California net neutrality becomes law, Facebook could face huge fine
This is CNet, and here are the stories that matter right now.
California governor Jerry Brown signed into law on Sunday, the strictest set of net neutrality protections ever seen in the US.
And the Trump administration immediately said it would challenge the state's authority in court.
Brown, a democrat, signed a bill on Sunday, that uses Obama era net neutrality protections as the basis of state law.
The new law is considered the strictest set of Net neutrality protections to date.
Facebook is facing fines of up to $1.63 billion over a hack that left the data of 50 million users exposed.
Under strict EU privacy laws, known as GDPR, they came into force in May All companies are required to keep the date of [UNKNOWN] in safe.
The regulator [UNKNOWN] investigate further to see if Facebook should be fined.

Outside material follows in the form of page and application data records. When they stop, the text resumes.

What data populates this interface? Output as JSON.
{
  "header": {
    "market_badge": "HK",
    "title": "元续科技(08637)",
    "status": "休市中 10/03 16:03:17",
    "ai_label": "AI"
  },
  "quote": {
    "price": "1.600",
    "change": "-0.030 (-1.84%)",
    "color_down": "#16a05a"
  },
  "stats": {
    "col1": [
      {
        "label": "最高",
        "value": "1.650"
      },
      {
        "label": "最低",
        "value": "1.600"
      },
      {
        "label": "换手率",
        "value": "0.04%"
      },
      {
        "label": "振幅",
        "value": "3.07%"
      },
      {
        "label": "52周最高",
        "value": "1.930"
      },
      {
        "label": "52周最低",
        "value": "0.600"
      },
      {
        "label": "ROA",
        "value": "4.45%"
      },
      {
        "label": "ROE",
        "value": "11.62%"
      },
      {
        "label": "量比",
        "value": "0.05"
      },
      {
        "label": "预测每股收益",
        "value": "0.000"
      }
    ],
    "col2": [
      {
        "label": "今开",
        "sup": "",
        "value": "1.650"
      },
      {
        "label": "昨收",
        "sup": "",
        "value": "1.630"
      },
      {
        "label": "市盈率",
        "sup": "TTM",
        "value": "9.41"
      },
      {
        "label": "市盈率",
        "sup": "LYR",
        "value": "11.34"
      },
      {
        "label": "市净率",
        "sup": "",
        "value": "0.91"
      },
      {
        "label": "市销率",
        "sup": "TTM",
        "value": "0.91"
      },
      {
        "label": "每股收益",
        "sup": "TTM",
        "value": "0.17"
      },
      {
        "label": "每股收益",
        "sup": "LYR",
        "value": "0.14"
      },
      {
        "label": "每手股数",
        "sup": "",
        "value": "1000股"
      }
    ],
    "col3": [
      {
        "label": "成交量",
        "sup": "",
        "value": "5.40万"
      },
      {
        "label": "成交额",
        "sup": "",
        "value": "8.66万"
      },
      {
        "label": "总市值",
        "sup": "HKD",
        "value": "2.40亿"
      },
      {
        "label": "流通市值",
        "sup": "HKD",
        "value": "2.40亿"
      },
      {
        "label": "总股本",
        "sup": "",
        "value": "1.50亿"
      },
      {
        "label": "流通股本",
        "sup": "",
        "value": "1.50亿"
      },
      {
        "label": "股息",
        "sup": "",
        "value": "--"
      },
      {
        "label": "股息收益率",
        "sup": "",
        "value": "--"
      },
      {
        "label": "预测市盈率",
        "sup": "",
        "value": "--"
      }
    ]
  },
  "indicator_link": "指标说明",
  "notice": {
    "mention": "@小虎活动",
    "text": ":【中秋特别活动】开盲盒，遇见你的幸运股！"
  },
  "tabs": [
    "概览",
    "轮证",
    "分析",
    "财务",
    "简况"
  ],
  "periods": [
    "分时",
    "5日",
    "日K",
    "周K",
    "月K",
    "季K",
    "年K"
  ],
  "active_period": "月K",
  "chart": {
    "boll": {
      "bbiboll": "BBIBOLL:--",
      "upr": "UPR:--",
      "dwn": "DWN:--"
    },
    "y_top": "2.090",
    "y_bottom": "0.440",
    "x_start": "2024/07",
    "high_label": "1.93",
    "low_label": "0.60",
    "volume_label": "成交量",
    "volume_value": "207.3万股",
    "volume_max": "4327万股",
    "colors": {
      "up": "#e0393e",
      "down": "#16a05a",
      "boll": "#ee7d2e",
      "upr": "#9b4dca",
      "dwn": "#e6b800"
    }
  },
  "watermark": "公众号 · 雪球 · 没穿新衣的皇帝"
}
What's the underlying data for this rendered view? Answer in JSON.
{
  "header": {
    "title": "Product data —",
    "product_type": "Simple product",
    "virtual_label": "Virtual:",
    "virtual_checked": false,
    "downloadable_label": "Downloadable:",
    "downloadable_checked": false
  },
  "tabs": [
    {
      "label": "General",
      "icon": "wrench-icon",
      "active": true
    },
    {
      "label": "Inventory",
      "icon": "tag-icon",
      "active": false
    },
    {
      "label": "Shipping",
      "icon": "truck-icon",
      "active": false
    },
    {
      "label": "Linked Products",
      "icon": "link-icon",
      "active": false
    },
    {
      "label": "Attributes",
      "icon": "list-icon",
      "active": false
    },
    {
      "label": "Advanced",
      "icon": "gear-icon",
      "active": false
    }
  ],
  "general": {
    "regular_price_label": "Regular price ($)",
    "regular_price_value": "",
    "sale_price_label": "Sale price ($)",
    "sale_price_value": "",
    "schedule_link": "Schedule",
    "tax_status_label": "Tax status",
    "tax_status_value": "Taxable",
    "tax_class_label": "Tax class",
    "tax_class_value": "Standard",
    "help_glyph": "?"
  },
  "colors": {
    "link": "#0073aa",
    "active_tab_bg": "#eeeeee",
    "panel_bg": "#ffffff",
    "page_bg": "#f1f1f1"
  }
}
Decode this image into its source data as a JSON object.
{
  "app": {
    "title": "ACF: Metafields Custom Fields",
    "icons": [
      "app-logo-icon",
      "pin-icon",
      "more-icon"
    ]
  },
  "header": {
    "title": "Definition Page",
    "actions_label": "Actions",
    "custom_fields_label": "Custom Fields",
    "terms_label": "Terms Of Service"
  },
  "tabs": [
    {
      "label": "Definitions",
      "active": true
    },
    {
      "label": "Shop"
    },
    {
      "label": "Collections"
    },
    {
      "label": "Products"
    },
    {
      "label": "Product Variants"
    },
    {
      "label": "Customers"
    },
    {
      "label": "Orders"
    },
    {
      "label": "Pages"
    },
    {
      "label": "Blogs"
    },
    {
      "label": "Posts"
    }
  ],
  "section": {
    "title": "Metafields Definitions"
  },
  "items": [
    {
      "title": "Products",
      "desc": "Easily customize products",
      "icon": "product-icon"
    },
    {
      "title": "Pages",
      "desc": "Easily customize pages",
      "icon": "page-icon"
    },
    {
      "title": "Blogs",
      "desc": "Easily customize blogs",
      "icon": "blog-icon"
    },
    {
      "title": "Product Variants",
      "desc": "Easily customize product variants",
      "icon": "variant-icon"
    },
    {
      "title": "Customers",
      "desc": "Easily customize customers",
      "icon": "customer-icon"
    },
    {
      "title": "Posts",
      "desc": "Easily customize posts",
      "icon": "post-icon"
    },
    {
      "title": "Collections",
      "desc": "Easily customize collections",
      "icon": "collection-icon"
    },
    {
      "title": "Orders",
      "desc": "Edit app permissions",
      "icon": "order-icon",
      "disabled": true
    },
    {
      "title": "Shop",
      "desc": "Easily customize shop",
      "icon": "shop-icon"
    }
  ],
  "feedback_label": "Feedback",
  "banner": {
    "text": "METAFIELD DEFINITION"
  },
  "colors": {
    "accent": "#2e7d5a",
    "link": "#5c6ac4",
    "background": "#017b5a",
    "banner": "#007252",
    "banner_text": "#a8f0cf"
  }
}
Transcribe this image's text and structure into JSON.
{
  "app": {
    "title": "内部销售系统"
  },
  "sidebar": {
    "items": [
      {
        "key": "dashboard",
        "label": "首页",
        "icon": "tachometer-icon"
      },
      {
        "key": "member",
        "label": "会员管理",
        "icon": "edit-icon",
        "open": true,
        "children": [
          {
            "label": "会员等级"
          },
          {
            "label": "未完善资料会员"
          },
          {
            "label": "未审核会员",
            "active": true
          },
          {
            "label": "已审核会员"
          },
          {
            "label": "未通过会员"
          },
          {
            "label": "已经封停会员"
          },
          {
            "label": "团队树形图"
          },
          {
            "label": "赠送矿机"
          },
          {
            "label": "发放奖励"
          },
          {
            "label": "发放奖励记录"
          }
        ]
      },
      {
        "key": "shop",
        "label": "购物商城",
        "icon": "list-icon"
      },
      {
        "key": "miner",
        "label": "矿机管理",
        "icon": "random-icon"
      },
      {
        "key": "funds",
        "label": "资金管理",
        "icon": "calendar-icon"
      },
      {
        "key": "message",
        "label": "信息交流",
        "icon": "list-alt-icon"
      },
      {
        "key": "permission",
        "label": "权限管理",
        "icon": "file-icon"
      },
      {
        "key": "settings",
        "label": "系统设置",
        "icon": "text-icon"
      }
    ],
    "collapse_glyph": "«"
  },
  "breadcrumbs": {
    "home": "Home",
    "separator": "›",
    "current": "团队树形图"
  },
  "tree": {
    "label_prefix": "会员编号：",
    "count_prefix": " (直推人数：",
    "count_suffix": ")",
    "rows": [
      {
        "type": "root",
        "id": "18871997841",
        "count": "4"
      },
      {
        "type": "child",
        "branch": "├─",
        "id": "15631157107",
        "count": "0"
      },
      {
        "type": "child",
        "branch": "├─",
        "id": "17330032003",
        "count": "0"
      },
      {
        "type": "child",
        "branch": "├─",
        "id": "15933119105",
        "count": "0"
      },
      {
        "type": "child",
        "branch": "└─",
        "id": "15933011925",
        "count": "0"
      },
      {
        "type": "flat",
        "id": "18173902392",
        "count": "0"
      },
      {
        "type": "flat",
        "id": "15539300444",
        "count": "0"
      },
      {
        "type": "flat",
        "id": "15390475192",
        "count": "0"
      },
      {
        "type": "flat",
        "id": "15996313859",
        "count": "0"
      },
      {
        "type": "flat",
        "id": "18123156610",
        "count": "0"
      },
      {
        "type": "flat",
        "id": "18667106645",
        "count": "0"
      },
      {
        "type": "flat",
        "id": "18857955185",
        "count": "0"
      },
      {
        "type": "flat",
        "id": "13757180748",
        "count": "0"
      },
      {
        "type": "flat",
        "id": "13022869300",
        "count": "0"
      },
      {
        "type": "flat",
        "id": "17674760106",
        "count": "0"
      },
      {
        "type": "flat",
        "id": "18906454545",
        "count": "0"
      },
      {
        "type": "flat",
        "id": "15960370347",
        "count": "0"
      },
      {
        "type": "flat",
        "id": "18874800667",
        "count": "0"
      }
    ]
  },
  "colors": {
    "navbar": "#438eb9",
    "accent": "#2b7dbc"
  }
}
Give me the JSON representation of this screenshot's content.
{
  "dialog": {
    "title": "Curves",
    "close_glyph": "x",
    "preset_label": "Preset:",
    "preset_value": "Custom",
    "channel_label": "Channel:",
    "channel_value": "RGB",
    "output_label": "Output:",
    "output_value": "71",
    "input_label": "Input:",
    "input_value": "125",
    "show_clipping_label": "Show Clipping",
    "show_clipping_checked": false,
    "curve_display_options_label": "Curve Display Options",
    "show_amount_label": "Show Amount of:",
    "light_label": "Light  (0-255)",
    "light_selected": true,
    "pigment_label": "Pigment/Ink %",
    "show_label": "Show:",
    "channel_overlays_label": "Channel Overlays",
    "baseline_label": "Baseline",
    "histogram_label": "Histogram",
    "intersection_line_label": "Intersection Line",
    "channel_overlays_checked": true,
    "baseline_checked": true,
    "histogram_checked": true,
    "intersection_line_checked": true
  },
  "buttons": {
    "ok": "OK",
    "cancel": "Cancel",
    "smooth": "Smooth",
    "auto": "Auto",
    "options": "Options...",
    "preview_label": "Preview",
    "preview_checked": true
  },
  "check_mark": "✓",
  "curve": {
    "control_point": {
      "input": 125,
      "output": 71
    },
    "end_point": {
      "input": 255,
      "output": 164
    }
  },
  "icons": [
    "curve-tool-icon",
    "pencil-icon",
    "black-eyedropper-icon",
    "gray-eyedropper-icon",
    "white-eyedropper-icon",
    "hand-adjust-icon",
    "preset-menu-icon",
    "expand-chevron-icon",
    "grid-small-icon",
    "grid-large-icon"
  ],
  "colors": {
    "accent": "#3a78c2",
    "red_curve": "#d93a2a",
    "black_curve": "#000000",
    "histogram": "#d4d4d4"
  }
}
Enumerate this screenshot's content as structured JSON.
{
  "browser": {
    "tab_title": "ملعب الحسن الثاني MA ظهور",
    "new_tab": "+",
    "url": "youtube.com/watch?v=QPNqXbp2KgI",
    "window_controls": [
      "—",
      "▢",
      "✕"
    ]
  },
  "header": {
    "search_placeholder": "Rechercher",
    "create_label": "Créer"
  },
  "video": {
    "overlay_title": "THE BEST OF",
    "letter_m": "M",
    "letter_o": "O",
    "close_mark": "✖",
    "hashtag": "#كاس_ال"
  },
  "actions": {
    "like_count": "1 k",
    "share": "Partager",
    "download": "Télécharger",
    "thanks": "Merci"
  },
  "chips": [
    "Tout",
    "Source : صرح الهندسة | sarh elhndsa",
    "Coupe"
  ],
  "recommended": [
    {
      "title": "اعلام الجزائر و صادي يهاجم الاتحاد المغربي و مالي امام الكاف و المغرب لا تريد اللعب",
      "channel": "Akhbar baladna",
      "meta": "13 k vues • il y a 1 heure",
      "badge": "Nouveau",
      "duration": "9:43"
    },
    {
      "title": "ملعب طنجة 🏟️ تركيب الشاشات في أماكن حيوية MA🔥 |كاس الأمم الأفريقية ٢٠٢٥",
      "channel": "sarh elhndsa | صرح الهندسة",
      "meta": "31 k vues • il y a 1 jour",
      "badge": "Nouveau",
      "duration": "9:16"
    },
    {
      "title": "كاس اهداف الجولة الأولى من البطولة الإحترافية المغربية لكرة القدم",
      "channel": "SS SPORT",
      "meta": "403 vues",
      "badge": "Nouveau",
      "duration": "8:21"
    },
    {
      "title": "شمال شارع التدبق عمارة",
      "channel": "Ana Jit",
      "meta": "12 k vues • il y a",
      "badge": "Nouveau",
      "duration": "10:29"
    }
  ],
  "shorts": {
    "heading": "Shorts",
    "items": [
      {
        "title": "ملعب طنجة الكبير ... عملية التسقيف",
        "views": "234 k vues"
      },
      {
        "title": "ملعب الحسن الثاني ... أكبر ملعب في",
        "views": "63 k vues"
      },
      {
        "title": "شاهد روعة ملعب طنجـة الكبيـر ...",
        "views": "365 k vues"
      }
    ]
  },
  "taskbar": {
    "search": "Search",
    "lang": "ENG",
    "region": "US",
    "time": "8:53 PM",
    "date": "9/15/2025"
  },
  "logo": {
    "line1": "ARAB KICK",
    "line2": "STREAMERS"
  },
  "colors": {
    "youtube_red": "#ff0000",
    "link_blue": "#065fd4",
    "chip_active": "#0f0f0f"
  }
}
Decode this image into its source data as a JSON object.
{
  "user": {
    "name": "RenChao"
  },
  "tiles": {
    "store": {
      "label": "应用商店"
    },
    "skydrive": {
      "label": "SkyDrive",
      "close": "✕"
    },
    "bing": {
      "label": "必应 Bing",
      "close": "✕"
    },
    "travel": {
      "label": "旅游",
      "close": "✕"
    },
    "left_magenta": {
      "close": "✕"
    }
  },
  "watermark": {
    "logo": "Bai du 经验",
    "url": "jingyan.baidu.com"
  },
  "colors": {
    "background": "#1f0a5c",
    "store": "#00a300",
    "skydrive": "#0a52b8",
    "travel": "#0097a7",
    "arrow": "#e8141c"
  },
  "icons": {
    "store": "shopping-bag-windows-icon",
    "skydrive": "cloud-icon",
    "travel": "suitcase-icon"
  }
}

It would need information about the nature and scale of a breach as well as [UNKNOWN] EU citizens were affected.
The US Securities and Exchange Commission has sued [UNKNOWN] Musk, the [UNKNOWN] the SEC's has must misled investors with a number of tweet That said he had funding lined up to take his car company Tesla private.
THe commission is asking for a number of things including a bar prohibiting Musk from serving as an officer or director of a public company.
Stay up to date with the latest by visiting cnet.com
Facebook, Instagram pushing masks, how old your dog really is
Zuckerberg to meet with boycott group, iPhone may face delays
YouTube TV price hike, Uber wants customers to clean backseat
Reddit bans r/The_Donald, Amazon to pay $500 to its front-liners
Starbucks boycotts social ads, US government considers 5G boost
Apple redesigns the iPhone home screen, Google makes auto-deleting...
Google to pay publishers, Amazon launches counterfeit unit
Google makes auto-deleting a default, Boston votes to ban government...
Facebook getting rid of Oculus Go, FCC close to making 988 a...
Apple's WWDC keynote touts iOS 14 features, virtual car keys